|Expenditures incurred during a drydocking are deferred and amortized on the straight-line basis over the shorter of the terms of the leases or the period until the next scheduled drydocking, generally two and a half to five years. The Company only includes in deferred drydocking costs those direct costs that are incurred as part of the drydocking to meet regulatory requirements, or are expenditures that add economic life to the vessel, increase the vessel’s earnings capacity or improve the vessel’s efficiency. Direct costs include shipyard costs as well as the costs of placing the vessel in the shipyard. Expenditures for normal maintenance and repairs, whether incurred as part of the drydocking or not, are expensed as incurred.|
|The carrying value of each of the Company’s vessels represents its original cost at the time it was delivered or purchased less depreciation calculated using estimated useful lives from the date such vessel was originally delivered from the shipyard or from the date (as in the case of certain of the Company’s ATBs) a vessel was rebuilt. A vessel’s carrying value is reduced to its new cost basis (i.e., its current fair value) if a vessel impairment charge is recorded.|
|If the estimated economic lives assigned to the Company’s vessels prove to be too long because of new regulations, a prolonged weak market environment, a broad imposition of age restrictions by the Company’s customers, or other future events, it could result in higher depreciation expense and impairment losses in future periods related to a reduction in the useful lives of any affected vessels.|
|3.||Impairment of long-lived assets - The carrying amounts of long-lived assets held and used by the Company are reviewed for potential impairment whenever events or changes in circumstances indicate that the carrying amount of a particular asset may not be fully recoverable. In such instances, the requirement for impairment could be triggered if the estimate of the undiscounted future cash flows expected to result from the use of the asset and its eventual disposition is less than the asset’s carrying amount.

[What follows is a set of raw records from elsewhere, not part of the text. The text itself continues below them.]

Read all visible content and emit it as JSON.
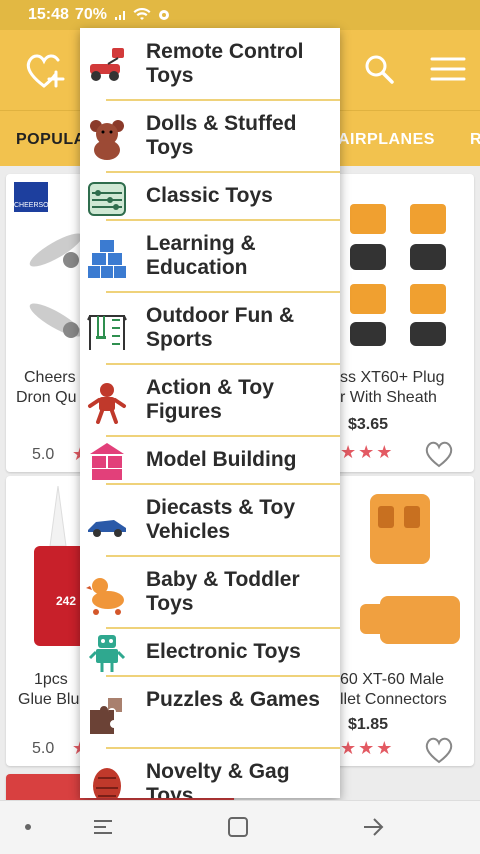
{
  "status_bar": {
    "time": "15:48",
    "battery": "70%",
    "signal_icon": "signal-icon",
    "wifi_icon": "wifi-icon",
    "settings_icon": "gear-icon"
  },
  "header": {
    "favorites_icon": "heart-plus-icon",
    "search_icon": "search-icon",
    "menu_icon": "hamburger-icon",
    "accent_color": "#f2c24e"
  },
  "tabs": [
    {
      "label": "POPULA"
    },
    {
      "label": "AIRPLANES"
    },
    {
      "label": "R"
    }
  ],
  "products": [
    {
      "badge": "CHEERSON",
      "title_line1": "Cheers",
      "title_line2": "Dron Qu",
      "rating": "5.0"
    },
    {
      "title_line1": "ss XT60+ Plug",
      "title_line2": "r With Sheath",
      "price": "$3.65"
    },
    {
      "title_line1": "1pcs",
      "title_line2": "Glue Blu",
      "rating": "5.0",
      "label_top": "242"
    },
    {
      "title_line1": "60 XT-60 Male",
      "title_line2": "llet Connectors",
      "price": "$1.85"
    }
  ],
  "menu": {
    "items": [
      {
        "label": "Remote Control Toys",
        "icon": "rc-car-icon"
      },
      {
        "label": "Dolls & Stuffed Toys",
        "icon": "teddy-bear-icon"
      },
      {
        "label": "Classic Toys",
        "icon": "abacus-icon"
      },
      {
        "label": "Learning & Education",
        "icon": "blocks-icon"
      },
      {
        "label": "Outdoor Fun & Sports",
        "icon": "playground-icon"
      },
      {
        "label": "Action & Toy Figures",
        "icon": "action-figure-icon"
      },
      {
        "label": "Model Building",
        "icon": "model-blocks-icon"
      },
      {
        "label": "Diecasts & Toy Vehicles",
        "icon": "toy-car-icon"
      },
      {
        "label": "Baby & Toddler Toys",
        "icon": "duck-toy-icon"
      },
      {
        "label": "Electronic Toys",
        "icon": "robot-icon"
      },
      {
        "label": "Puzzles & Games",
        "icon": "puzzle-icon"
      },
      {
        "label": "Novelty & Gag Toys",
        "icon": "novelty-toy-icon"
      }
    ]
  },
  "nav": {
    "back_icon": "back-icon",
    "home_icon": "home-icon",
    "recents_icon": "recents-icon",
    "dot_icon": "dot-icon"
  }
}
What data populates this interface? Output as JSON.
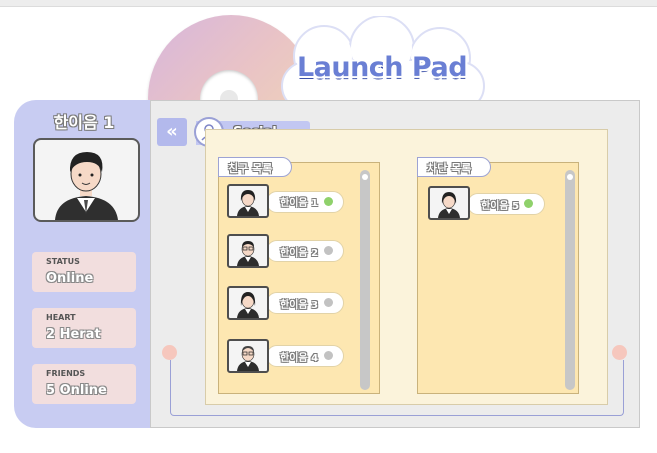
{
  "app": {
    "title": "Launch Pad"
  },
  "profile": {
    "name": "한이음 1",
    "stats": [
      {
        "label": "STATUS",
        "value": "Online"
      },
      {
        "label": "HEART",
        "value": "2 Herat"
      },
      {
        "label": "FRIENDS",
        "value": "5 Online"
      }
    ]
  },
  "nav": {
    "back_icon": "double-chevron-left-icon",
    "section_label": "Social"
  },
  "friends_list": {
    "title": "친구 목록",
    "items": [
      {
        "name": "한이음 1",
        "status": "online"
      },
      {
        "name": "한이음 2",
        "status": "offline"
      },
      {
        "name": "한이음 3",
        "status": "offline"
      },
      {
        "name": "한이음 4",
        "status": "offline"
      }
    ]
  },
  "blocked_list": {
    "title": "차단 목록",
    "items": [
      {
        "name": "한이음 5",
        "status": "online"
      }
    ]
  },
  "colors": {
    "accent": "#6a7fd4",
    "panel": "#c8ccf2",
    "online": "#8fd16b",
    "offline": "#c2c2c2"
  }
}
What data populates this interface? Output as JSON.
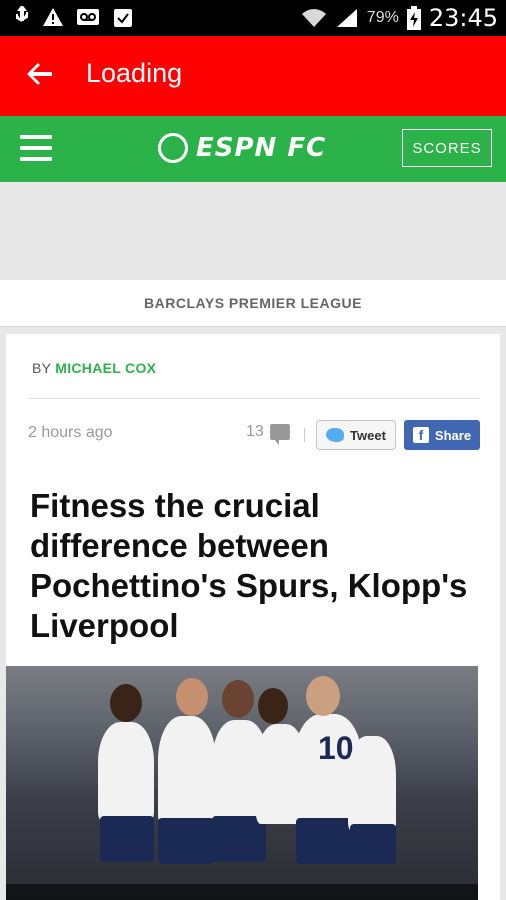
{
  "status_bar": {
    "battery": "79%",
    "time": "23:45"
  },
  "app_bar": {
    "title": "Loading"
  },
  "espn_bar": {
    "logo_text": "ESPN FC",
    "scores_label": "SCORES"
  },
  "league": {
    "name": "BARCLAYS PREMIER LEAGUE"
  },
  "article": {
    "by_prefix": "BY",
    "author": "MICHAEL COX",
    "time_ago": "2 hours ago",
    "comment_count": "13",
    "tweet_label": "Tweet",
    "share_label": "Share",
    "headline": "Fitness the crucial difference between Pochettino's Spurs, Klopp's Liverpool"
  },
  "colors": {
    "app_bar": "#ff0000",
    "espn_green": "#2bb34a",
    "facebook": "#4267b2",
    "twitter": "#55acee"
  }
}
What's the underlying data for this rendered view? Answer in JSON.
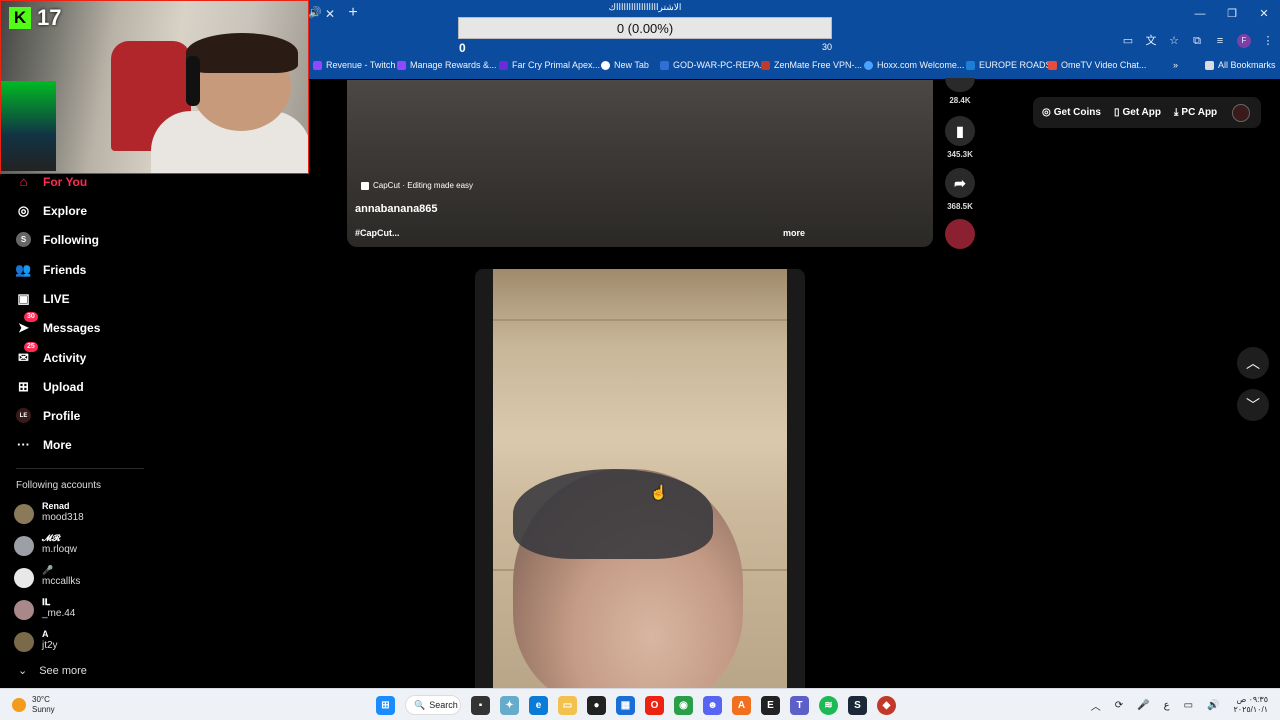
{
  "browser": {
    "bookmarks": [
      {
        "label": "Revenue - Twitch",
        "color": "#9146ff"
      },
      {
        "label": "Manage Rewards &...",
        "color": "#9146ff"
      },
      {
        "label": "Far Cry Primal Apex...",
        "color": "#6a2bd8"
      },
      {
        "label": "New Tab",
        "color": "#ffffff"
      },
      {
        "label": "GOD-WAR-PC-REPA...",
        "color": "#2f6fd6"
      },
      {
        "label": "ZenMate Free VPN-...",
        "color": "#c0392b"
      },
      {
        "label": "Hoxx.com Welcome...",
        "color": "#4aa3ff"
      },
      {
        "label": "EUROPE ROADS",
        "color": "#1c7ed6"
      },
      {
        "label": "OmeTV Video Chat...",
        "color": "#e74c3c"
      }
    ],
    "all_bookmarks": "All Bookmarks",
    "overflow": "»",
    "profile_initial": "F"
  },
  "progress": {
    "title": "الاشتراااااااااااااااااك",
    "display": "0 (0.00%)",
    "min": "0",
    "max": "30",
    "fraction": 0.0
  },
  "kick": {
    "logo": "K",
    "count": "17"
  },
  "sidebar": {
    "nav": [
      {
        "label": "For You",
        "icon": "home-icon"
      },
      {
        "label": "Explore",
        "icon": "compass-icon"
      },
      {
        "label": "Following",
        "icon": "following-icon"
      },
      {
        "label": "Friends",
        "icon": "friends-icon"
      },
      {
        "label": "LIVE",
        "icon": "live-icon"
      },
      {
        "label": "Messages",
        "icon": "messages-icon",
        "badge": "30"
      },
      {
        "label": "Activity",
        "icon": "activity-icon",
        "badge": "25"
      },
      {
        "label": "Upload",
        "icon": "upload-icon"
      },
      {
        "label": "Profile",
        "icon": "profile-icon"
      },
      {
        "label": "More",
        "icon": "more-icon"
      }
    ],
    "following_title": "Following accounts",
    "accounts": [
      {
        "name": "Renad",
        "handle": "mood318",
        "color": "#8a7a5a"
      },
      {
        "name": "𝓜𝓡",
        "handle": "m.rloqw",
        "color": "#9aa0a6"
      },
      {
        "name": "🎤",
        "handle": "mccallks",
        "color": "#e8e8e8"
      },
      {
        "name": "𝐈𝐋",
        "handle": "_me.44",
        "color": "#a88888"
      },
      {
        "name": "A",
        "handle": "jt2y",
        "color": "#7a6a4a"
      }
    ],
    "see_more": "See more"
  },
  "video1": {
    "caption": "CapCut · Editing made easy",
    "username": "annabanana865",
    "tags": "#CapCut...",
    "more": "more",
    "actions": [
      {
        "count": "28.4K",
        "icon": "comment-icon"
      },
      {
        "count": "345.3K",
        "icon": "bookmark-icon"
      },
      {
        "count": "368.5K",
        "icon": "share-icon"
      }
    ]
  },
  "topbar": {
    "get_coins": "Get Coins",
    "get_app": "Get App",
    "pc_app": "PC App"
  },
  "taskbar": {
    "temp": "30°C",
    "weather": "Sunny",
    "search": "Search",
    "lang": "ع",
    "time": "٠٩:٣٥ ص",
    "date": "٢٠٢٥/١٠/١"
  }
}
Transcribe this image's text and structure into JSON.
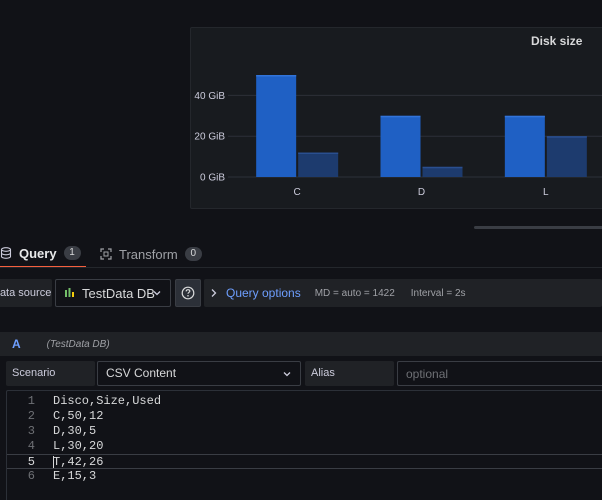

This assessment is made at the individual vessel level since separately identifiable cash flow information for each vessel is available. The impairment charge, if any, would be measured as the amount by which the carrying amount of a vessel exceeded its fair value. A long-lived asset impairment charge results in a new cost basis being established for the relevant long-lived asset. See Note 9, “Fair Value Measurements and Fair Value Disclosures,” for further discussion on the impairment tests performed on our vessels during the two|